ASKSAGE: Sage Q&A Forum - RSS feedhttps://ask.sagemath.org/questions/Q&A Forum for SageenCopyright Sage, 2010. Some rights reserved under creative commons license.Tue, 22 Dec 2015 00:34:45 +0100Why (11+2/3)%2=1 and (11+1/3)%2=0?https://ask.sagemath.org/question/31740/why-112321-and-111320/I did not expect this behavior...
For instance, I would expect an error message or a warning.
Is there an explanation?Mon, 21 Dec 2015 22:43:37 +0100https://ask.sagemath.org/question/31740/why-112321-and-111320/Answer by vdelecroix for <p>I did not expect this behavior...
For instance, I would expect an error message or a warning.</p>
<p>Is there an explanation?</p>
https://ask.sagemath.org/question/31740/why-112321-and-111320/?answer=31741#post-id-31741Each Sage object might behave differently with respect to the modulo operator %. In your situation this is due to the implementation of this operator for rational numbers. Namely x % y if x is rational and y integer Sage will do the following
def modulo_for_rational(x,y):
x = ZZ(x)
n = x.numerator() % y
d = x.denominator() % y
d = d.inverse_mod(y)
return (n * d) % y
Note that all the modulo in the above code are between integers. Hence the rationale is: in x % y with x a rational and y an integer should be considered as a computation in ZZ / y ZZ.
This is indeed inconsistent with the behavior of % when x is a floating point number... where the definition is of x % y is the unique real number in [-y/2, y/2) of the form x + n y with n integer.
sage: 3.2 % 1
0.200000000000000
sage: 3.7 % 1
-0.300000000000000
PS: you can look at the complete source code of the modulo operator with
sage: Rational.__mod__??Tue, 22 Dec 2015 00:20:53 +0100https://ask.sagemath.org/question/31740/why-112321-and-111320/?answer=31741#post-id-31741Comment by vdelecroix for <p>Each Sage object might behave differently with respect to the modulo operator %. In your situation this is due to the implementation of this operator for rational numbers. Namely x % y if x is rational and y integer Sage will do the following</p>
<pre><code>def modulo_for_rational(x,y):
x = ZZ(x)
n = x.numerator() % y
d = x.denominator() % y
d = d.inverse_mod(y)
return (n * d) % y
</code></pre>
<p>Note that all the modulo in the above code are between integers. Hence the rationale is: in x % y with x a rational and y an integer should be considered as a computation in ZZ / y ZZ.</p>

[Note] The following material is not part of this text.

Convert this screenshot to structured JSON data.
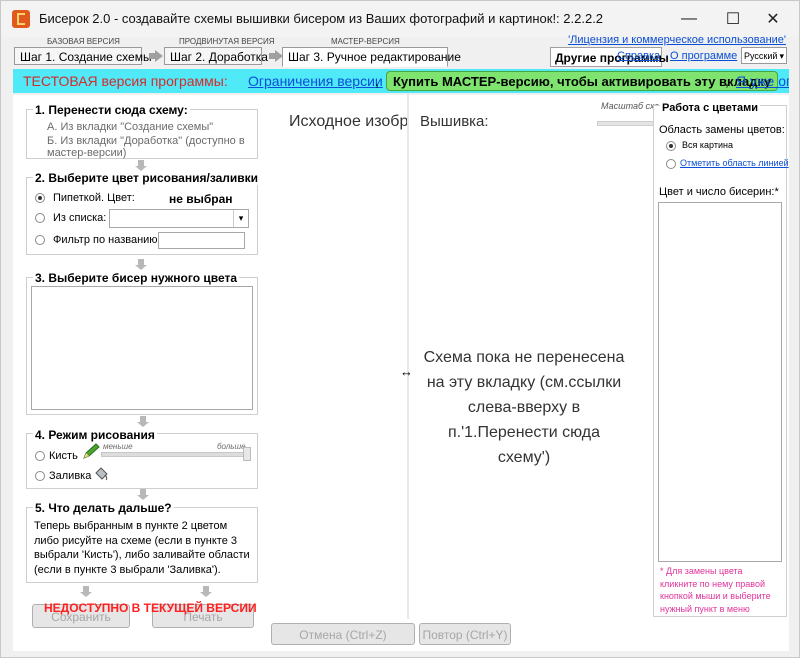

<p>This is indeed inconsistent with the behavior of % when x is a floating point number... where the definition is of x % y is the unique real number in [-y/2, y/2) of the form x + n y with n integer.</p>
<pre><code>sage: 3.2 % 1
0.200000000000000
sage: 3.7 % 1
-0.300000000000000
</code></pre>
<p>PS: you can look at the complete source code of the modulo operator with</p>
<pre><code>sage: Rational.__mod__??
</code></pre>
https://ask.sagemath.org/question/31740/why-112321-and-111320/?comment=31743#post-id-31743see also https://groups.google.com/forum/#!topic/sage-devel/PfMop0nyiL0Tue, 22 Dec 2015 00:34:45 +0100https://ask.sagemath.org/question/31740/why-112321-and-111320/?comment=31743#post-id-31743